Selecting Instructional Materials


Finding materials that both meet the needs of the course and engage learners can be difficult, especially in considering content, audience, and cost. Even then, learners do not always purchase or read required materials.  To make the most of your materials, ensure they align with your learning objectives, your course syllabus, and your teaching philosophy (CUSE, 1997). Below are other points to consider when selecting instructional materials: 

  • Content - Does the content meet your needs in terms of covering the topics necessary for your course objectives? Are there accreditation, industry, or state standards to consider? 
  • Audience - Does the material appeal to your audience in terms of reading level and style?  For instance, is it written for undergraduate or graduate audiences? Does it offer examples or case studies that would appeal to members of that audience? 
  • Sequencing & Pace - Does the sequencing and pace of the material align with your course? Though you can sometimes ask learners to re-order their reading, the volume of information may or may not meet your needs in terms of brevity or depth. 
  • Cost - Are there costs associated with the material? Have you explored the open educational resources like open textbooks that might be available for learner access at no cost? The library reference staff can help search OER databases.   
  • Supplements - Does the material provide supplements like software (examples: Mindtap, Connect), slide decks, case studies, practice activities, or test banks that you can adapt for your needs? Learners often use supplements if diligently reminded (Lang, 2009). 

Potential Material Sources 

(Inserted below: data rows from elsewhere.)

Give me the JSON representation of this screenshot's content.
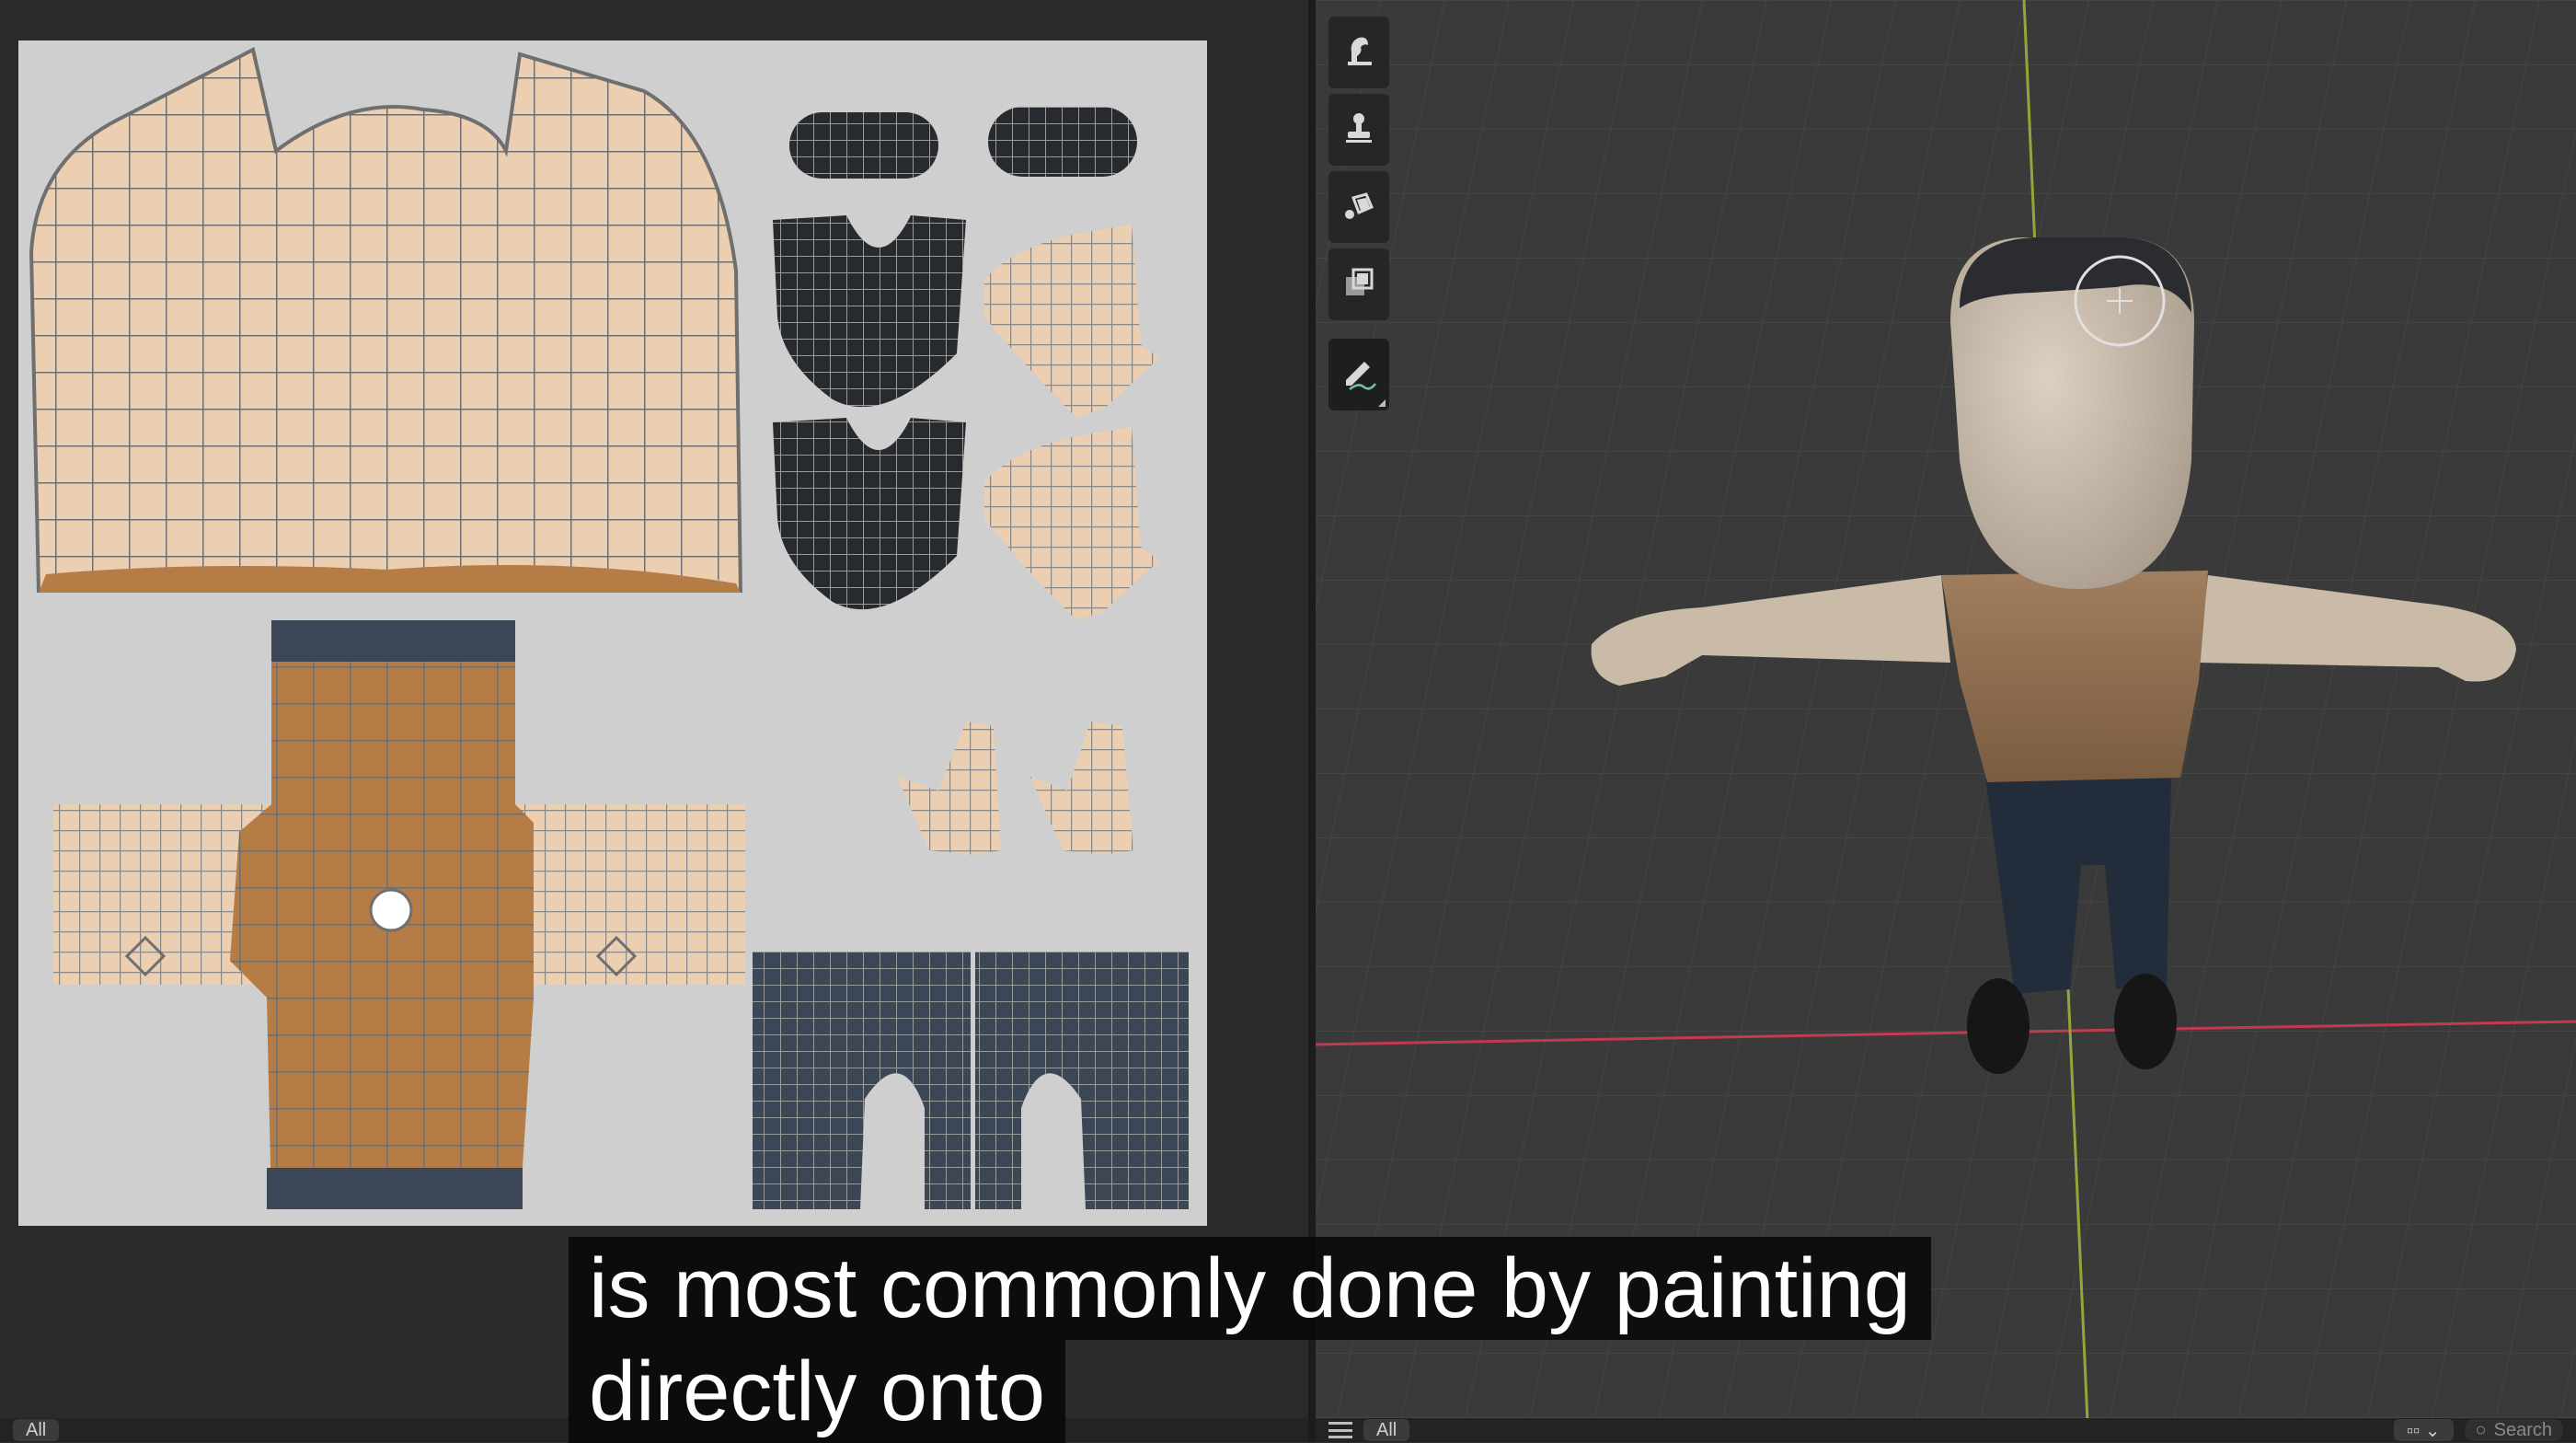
{
  "subtitle": {
    "line1": "is most commonly done by painting",
    "line2": "directly onto"
  },
  "uv_editor": {
    "footer_mode": "All"
  },
  "viewport": {
    "footer_mode": "All",
    "search_placeholder": "Search"
  },
  "toolbar": {
    "items": [
      {
        "icon": "smear-brush-icon"
      },
      {
        "icon": "clone-stamp-icon"
      },
      {
        "icon": "fill-bucket-icon"
      },
      {
        "icon": "mask-icon"
      },
      {
        "icon": "draw-brush-icon",
        "active": true
      }
    ]
  },
  "colors": {
    "skin": "#ecceb0",
    "shirt": "#b57c46",
    "pants": "#3b4757",
    "hair": "#272a2e",
    "uv_background": "#cfcfcf",
    "viewport_background": "#3a3a3a",
    "x_axis": "#c23a52",
    "y_axis": "#8fa83a"
  }
}
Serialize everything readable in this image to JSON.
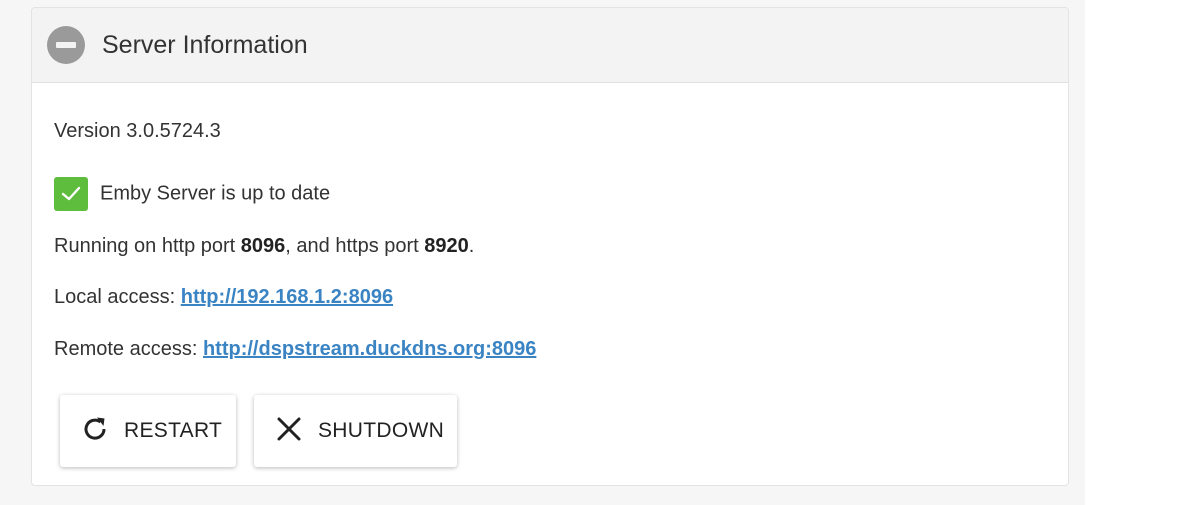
{
  "panel": {
    "title": "Server Information"
  },
  "version_text": "Version 3.0.5724.3",
  "update_status": "Emby Server is up to date",
  "ports": {
    "prefix": "Running on http port ",
    "http_port": "8096",
    "middle": ", and https port ",
    "https_port": "8920",
    "suffix": "."
  },
  "local_access": {
    "label": "Local access: ",
    "url": "http://192.168.1.2:8096"
  },
  "remote_access": {
    "label": "Remote access: ",
    "url": "http://dspstream.duckdns.org:8096"
  },
  "buttons": {
    "restart_label": "RESTART",
    "shutdown_label": "SHUTDOWN"
  },
  "icons": {
    "collapse": "minus-circle-icon",
    "status": "check-icon",
    "restart": "refresh-icon",
    "shutdown": "close-icon"
  },
  "colors": {
    "link": "#3a84c4",
    "success": "#5fbd3e",
    "collapse_icon": "#9a9a9a"
  }
}
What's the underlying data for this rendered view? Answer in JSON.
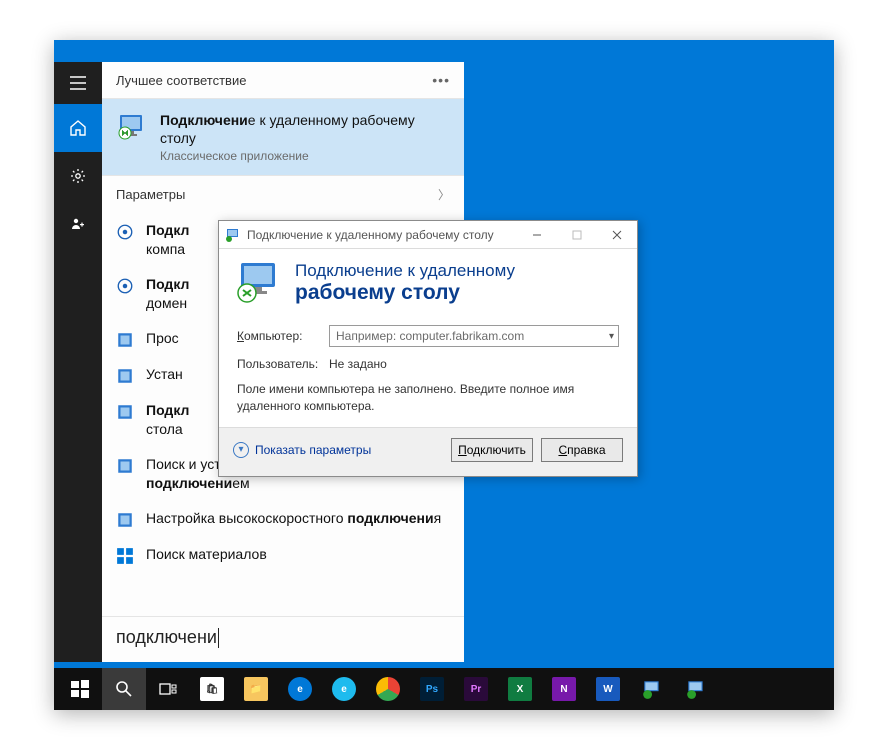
{
  "startmenu": {
    "header": "Лучшее соответствие",
    "best_match": {
      "prefix_bold": "Подключени",
      "title_rest": "е к удаленному рабочему столу",
      "subtitle": "Классическое приложение"
    },
    "section_params": "Параметры",
    "items": [
      {
        "prefix": "Подкл",
        "truncated": true,
        "line2_prefix": "компа"
      },
      {
        "prefix": "Подкл",
        "truncated": true,
        "line2_prefix": "домен"
      },
      {
        "prefix": "Прос",
        "truncated": true
      },
      {
        "prefix": "Устан",
        "truncated": true
      },
      {
        "prefix_bold": "Подкл",
        "truncated": true,
        "line2_prefix": "стола"
      },
      {
        "text": "Поиск и устранение проблем с сетью и ",
        "bold_tail": "подключени",
        "tail": "ем"
      },
      {
        "text": "Настройка высокоскоростного ",
        "bold_tail": "подключени",
        "tail": "я"
      }
    ],
    "materials_label": "Поиск материалов",
    "search_value": "подключени"
  },
  "rdp": {
    "title": "Подключение к удаленному рабочему столу",
    "heading_line1": "Подключение к удаленному",
    "heading_line2": "рабочему столу",
    "computer_label": "Компьютер:",
    "computer_underline_char": "К",
    "computer_placeholder": "Например: computer.fabrikam.com",
    "user_label": "Пользователь:",
    "user_value": "Не задано",
    "info_text": "Поле имени компьютера не заполнено. Введите полное имя удаленного компьютера.",
    "show_params": "Показать параметры",
    "show_params_underline_char": "П",
    "connect_label": "Подключить",
    "connect_underline_char": "П",
    "help_label": "Справка",
    "help_underline_char": "С"
  },
  "taskbar": {
    "apps": [
      "start",
      "search",
      "taskview",
      "store",
      "explorer",
      "edge",
      "ie",
      "chrome",
      "ps",
      "pr",
      "excel",
      "onenote",
      "word",
      "rdp1",
      "rdp2"
    ]
  }
}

  • Traditional Textbooks or Ebooks 
    • Educational textbook publishers (Cengage, Pearson, McGraw-Hill, etc.) often allow educators access to review copies of the texts they carry on a topic. 
    • Additionally, many educational publishers now offer digital copies of textbooks for purchase or for rent that are immediately available online and are often cheaper to obtain. 
  • Scholarly/Trade Books & Smaller Publishers - These are often hard copies from popular print vendors (Harper Collins, Simon & Schuster, Penguin Random House, etc.) you might find in a retail bookstore and they are typically cheaper to obtain than traditional textbooks. 
  • Course Reserves - CMU Library can also work with you to place some books, articles, movies, and more into your Blackboard course shell before the course starts. They will explore copyright and request permissions for you. 
  • Open Education Resources (OERs) - These educational materials are licensed for public use, often for free. OERs can even be modified to meet your course needs. There are many OERs available for common undergraduate courses such as Algebra, Psychology, Biology, Composition, Spanish, Chemistry, Sociology, Political Science, and more. 
  • Multimedia Options - Instructional materials that are not in textbook form, such as videos, infographics, or industry created materials are gaining in popularity, too, especially in flipped or blended class formats. 


Hemmings, B. & Battersby, D. (2006). Textbook selection: Evaluative criteria. Higher Education Research & Development, 8(1). Retrieved from  

Meador, D. (2017). Suggestions to guide textbook adoption. ThoughtCo. Retrieved from  

Street, R.C. (2014, April). How do teachers choose textbooks: A guide for UTC students (blog). The Loop. Retrieved from 

Student PIRGs. (2017, Jan.). Make textbooks affordable: Recommendations to faculty. Retrieved from


  • To see what events we may be offering related to instructional materials, check out our CETL Events Page
  • Schedule a time with CETL staff to discuss selecting instructional materials for your course. 


Committee of Undergraduate Science Education (CUSE). (1997). Chapter 7: Choosing and using instructional resources. In Science teaching reconsidered (pp. 47-54). Washington, D.C.: National Academy Press. Retrieved from 

Lang, J.M. (2009, April). Choosing and using textbooks. The Chronicle of Higher Education. Retrieved from